September 27, 2013
Houghton Honors Two Alumni of the Year
Dr. Myron Glick and Dr. Joe Harvey will be presented Alumni of the Year awards by Dr. Shirley Mullen, president of Houghton College on Wednesday, October 2, during the 11:30 a.m. chapel service at Houghton College.
Glick is a 1988 graduate of Houghton College and founding physician and CEO of Buffalo’s Jericho Road Family Practice. He was chosen as one of Houghton College’s Alumni of the Year for his work with refugees and low-income residents in Buffalo.
Harvey, also a 1988 Houghton College graduate, was given the Alumnus of the Year award for his medical work in the Republic of Congo.
“Honoring Houghton alumni each year gives our current students an example of what the graduates before them have achieved to both encourage and challenge them,” said Dan Noyes, director of alumni relations. “The award represents the impact Houghton has on the world.”

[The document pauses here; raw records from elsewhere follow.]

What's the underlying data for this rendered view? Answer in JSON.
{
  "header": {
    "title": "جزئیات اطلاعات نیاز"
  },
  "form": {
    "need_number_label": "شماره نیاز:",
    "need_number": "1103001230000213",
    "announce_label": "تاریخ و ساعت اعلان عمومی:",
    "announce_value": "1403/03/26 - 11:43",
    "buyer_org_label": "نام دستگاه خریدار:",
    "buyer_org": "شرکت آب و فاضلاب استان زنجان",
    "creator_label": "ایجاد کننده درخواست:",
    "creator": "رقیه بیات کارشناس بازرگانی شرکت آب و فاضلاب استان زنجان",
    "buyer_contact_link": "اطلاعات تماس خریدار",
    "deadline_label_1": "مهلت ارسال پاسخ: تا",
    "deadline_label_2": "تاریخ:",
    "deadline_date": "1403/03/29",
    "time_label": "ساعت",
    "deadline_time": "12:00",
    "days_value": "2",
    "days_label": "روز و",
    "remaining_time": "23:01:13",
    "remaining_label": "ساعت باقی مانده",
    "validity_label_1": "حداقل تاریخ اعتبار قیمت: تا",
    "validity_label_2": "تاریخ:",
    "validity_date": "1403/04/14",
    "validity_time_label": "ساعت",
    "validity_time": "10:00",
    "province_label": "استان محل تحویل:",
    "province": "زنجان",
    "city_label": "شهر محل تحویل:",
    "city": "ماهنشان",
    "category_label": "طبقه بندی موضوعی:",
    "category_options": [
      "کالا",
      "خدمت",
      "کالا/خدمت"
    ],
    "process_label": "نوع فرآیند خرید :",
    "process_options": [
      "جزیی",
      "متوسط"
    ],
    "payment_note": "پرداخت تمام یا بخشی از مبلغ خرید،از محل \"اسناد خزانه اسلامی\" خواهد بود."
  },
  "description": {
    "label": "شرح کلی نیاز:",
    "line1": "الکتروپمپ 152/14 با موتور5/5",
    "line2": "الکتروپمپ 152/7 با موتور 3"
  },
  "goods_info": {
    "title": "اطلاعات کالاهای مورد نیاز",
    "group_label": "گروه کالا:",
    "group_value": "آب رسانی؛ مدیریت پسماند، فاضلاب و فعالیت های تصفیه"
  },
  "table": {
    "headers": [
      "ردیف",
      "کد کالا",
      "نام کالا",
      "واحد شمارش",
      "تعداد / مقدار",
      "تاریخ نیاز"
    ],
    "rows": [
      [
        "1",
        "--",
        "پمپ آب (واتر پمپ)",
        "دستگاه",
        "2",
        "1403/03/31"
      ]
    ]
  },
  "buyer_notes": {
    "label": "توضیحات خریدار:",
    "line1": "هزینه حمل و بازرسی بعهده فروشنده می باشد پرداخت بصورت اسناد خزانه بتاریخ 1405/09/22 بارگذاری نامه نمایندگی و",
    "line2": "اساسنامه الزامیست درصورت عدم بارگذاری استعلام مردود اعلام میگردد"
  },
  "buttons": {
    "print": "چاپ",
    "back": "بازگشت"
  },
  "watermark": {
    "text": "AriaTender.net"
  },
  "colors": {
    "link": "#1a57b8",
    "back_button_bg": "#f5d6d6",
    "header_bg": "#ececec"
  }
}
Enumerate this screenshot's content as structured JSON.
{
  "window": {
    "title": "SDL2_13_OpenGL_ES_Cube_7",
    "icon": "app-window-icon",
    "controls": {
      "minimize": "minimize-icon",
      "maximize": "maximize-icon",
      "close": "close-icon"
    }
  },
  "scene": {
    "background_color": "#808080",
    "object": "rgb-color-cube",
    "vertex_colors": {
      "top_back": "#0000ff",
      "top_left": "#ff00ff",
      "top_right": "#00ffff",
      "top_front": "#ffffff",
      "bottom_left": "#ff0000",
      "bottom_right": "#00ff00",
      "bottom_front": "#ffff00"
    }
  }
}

Harvey is the founder and medical director at Pioneer Christian Hospital, a 60-bed general mission hospital in the heart of the Congo River Basin Rainforest. Pioneer Christian Hospital works to provide health care to over 300,000 people, including local residents, villagers, and vulnerable people groups.
After graduating from Houghton College, Harvey earned an M.D. and a Masters’ of public health and tropical medicine at Tulane University. He lives in the Congo with his wife, Rebecca, and their four children.
Glick received his medical degree from the SUNY Buffalo School of Medicine and completed his family practice residency at the Lancaster General Hospital in Lancaster, Pa. In 1998, Glick and his wife created Jericho Road Family Practice in Buffalo as a medical home for the refugee and low-income populations. They now serve over 12,000 patients with over 40,000 patient visits a year.
Since the start of JRFP, the organization has grown into Jericho Road Ministries, with over a dozen other programs to serve the needs of their patients and community members. Its goal is to address the health, education and economic barriers that inner-city Buffalo residents often face.